Masako was trained in Japanese dancing at an early age — her mother teaches it — and she grew up wearing kimono and developed a deep appreciation for the fabrics.  Later, her work as a graphic arts designer in Tokyo refined her sensitivity to color, texture, and pattern and the skill with which she handles the delicate silk fabrics.

I have a few of Masako’s one-of-a-kind cards in  my collection and love to look at all of the fascinating individual fabrics, but I chose the card above to highlight because it has strips of remarkably tiny shibori dots,

Masako 2b_det1

and ikat patterns that I’ve never seen before,

Masako 2b_det2

interwoven with quieter strips of jacquard-woven and printed fabrics.

At the same time that I bought the notecards, I also bought a bundle of vintage kimono fabric swatches (shown below ) — similar to the ones that Masako uses.


I had no specific project in mind for these fabrics, but then, when I see an unusual textile, like this one from the bundle,


I’m much more likely to frame it or blog about it,  or just save it and enjoy it, than I am to cut it up.

Masako’s notecards and my fabric bundle came from Old Japan, in Lenox, MA, a shop owned by my friends Amie and Roku. They love and appreciate Japanese textiles, so their shop also stocks bundles of stenciled cotton and indigo ikat cotton kimono fabrics.

Masako’s notecards are not on their website yet, but to find out more about Old Japan’s textile offerings, and to see images, go here.

2009 Weave of the week #28: Faux ikat
July 12, 2009


Since I recently wrote about super-labor-intensive Japanese picture ikat, I thought that it would be fun, this week, to feature an imitation ikat fabric that I designed in 1976 for Wollman Industries, NYC.  My fabric is shown above, next to a photo,  in an unidentified catalog, of a skirt that was made from it (left).
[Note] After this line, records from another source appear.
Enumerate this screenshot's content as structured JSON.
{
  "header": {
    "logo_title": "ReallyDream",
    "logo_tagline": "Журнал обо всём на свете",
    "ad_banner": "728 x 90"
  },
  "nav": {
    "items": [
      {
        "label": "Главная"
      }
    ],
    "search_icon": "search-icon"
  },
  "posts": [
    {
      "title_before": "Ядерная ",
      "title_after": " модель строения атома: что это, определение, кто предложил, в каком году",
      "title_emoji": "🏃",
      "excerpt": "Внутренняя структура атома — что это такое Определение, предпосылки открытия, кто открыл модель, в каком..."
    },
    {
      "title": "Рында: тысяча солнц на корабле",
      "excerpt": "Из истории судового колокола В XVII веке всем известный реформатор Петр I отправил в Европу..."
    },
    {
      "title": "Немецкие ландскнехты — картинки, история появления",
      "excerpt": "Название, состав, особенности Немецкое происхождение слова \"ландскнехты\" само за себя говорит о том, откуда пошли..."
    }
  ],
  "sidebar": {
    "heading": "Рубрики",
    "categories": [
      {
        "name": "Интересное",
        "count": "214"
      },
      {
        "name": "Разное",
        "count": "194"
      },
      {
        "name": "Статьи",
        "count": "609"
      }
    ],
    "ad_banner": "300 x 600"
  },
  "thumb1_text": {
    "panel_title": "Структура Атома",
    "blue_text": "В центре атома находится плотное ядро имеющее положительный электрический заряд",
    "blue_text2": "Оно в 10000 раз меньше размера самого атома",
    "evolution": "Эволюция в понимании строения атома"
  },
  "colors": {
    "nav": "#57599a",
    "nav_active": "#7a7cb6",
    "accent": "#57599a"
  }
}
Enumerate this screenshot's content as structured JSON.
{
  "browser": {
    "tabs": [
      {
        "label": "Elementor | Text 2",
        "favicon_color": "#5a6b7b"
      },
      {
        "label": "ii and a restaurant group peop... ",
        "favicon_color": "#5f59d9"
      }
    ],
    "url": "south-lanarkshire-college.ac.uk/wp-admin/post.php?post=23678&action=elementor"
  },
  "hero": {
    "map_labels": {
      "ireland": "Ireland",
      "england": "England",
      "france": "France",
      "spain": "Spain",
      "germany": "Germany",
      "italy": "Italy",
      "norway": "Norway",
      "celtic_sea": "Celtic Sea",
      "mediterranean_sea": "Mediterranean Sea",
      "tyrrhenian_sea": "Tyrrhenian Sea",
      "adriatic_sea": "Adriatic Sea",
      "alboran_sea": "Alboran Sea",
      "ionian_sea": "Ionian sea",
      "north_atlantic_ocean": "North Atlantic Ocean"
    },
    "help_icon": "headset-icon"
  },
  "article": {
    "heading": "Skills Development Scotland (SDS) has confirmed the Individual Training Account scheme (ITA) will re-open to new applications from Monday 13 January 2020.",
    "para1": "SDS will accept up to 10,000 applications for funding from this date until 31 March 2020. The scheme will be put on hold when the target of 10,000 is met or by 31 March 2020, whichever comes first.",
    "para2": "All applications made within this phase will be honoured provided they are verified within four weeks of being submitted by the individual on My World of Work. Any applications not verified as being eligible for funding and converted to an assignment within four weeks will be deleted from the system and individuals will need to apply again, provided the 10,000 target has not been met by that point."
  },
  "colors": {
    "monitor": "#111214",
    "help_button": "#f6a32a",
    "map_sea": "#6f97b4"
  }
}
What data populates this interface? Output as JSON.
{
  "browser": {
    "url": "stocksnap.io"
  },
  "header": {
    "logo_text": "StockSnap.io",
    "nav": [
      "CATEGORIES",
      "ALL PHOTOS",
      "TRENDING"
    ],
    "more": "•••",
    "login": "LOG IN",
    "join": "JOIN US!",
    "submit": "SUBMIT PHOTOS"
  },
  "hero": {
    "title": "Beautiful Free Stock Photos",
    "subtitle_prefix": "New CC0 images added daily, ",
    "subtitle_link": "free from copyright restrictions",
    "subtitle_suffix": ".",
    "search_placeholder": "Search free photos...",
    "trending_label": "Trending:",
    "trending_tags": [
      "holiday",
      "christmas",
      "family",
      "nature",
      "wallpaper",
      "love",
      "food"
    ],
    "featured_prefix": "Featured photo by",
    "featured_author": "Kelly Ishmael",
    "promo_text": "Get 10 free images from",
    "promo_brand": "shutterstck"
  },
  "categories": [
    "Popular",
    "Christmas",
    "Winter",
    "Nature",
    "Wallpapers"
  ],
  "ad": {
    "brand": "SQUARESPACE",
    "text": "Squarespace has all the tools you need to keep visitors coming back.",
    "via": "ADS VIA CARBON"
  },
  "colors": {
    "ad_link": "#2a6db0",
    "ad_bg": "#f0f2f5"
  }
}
The fabric was a yarn-dyed cotton (woven in western Pennsylvania) that I designed to look as much like a hand-dyed, handwoven Mexican textile as possible. My faux-ikat cloth was mostly tabby with irregular, supplementary-warp ikat-like motifs edged by 3/1 raised twill stripes. Since all of the non-tabby ends were sleyed more densely than the tabby ends, this was not a cheap knockoff and in fact it was probably pretty expensive fabric. The pattern sold very well in red and in other colorways, two of which are shown below:

faux ikat colorways

The 1970s were turbulent years for the New York textile industry. Wollman was my first solo design job, and they had hired me during a painful recession. Although I didn’t know it at the time, Wollman was in, or was soon to be in, Chapter 11, and almost as soon as I started working my salary was cut and the merchandiser whom I was counting on for help left the company.

We were competing not only with much bigger companies from lower-wage states, but also with two-dollar-a-yard cottons from India, so the market prospects for five-dollar-a-yard cotton fabrics weren’t promising.

But one of the benefits of being a designer in a small, family-owned business like Wollman was that I had almost unlimited creative freedom to come up with new and fashionable designs to entice the apparel manufacturers who were Wollman’s customers.  I was extremely anxious about my — and the company’s — survival but somehow ended up doing some of the best and most spontaneous (read panicked) designing that I’ve ever done. I don’t recommend fear as a motivator, but in this case, it probably was.

Below is a rare picture of me, from that period, taken at Wollman by my boss.

Designer (me) at work

Designer (me) at work

I wasn’t always as cheerful at work as I look in this photo, but it seems to me, now — all things considered — that it was a pretty good gig.

Update: The original textile was not from Mexico after all,  it was from Guatemala.  If you’re interested in how I accidentally discovered that,  and for information about the real ikat,  read this post.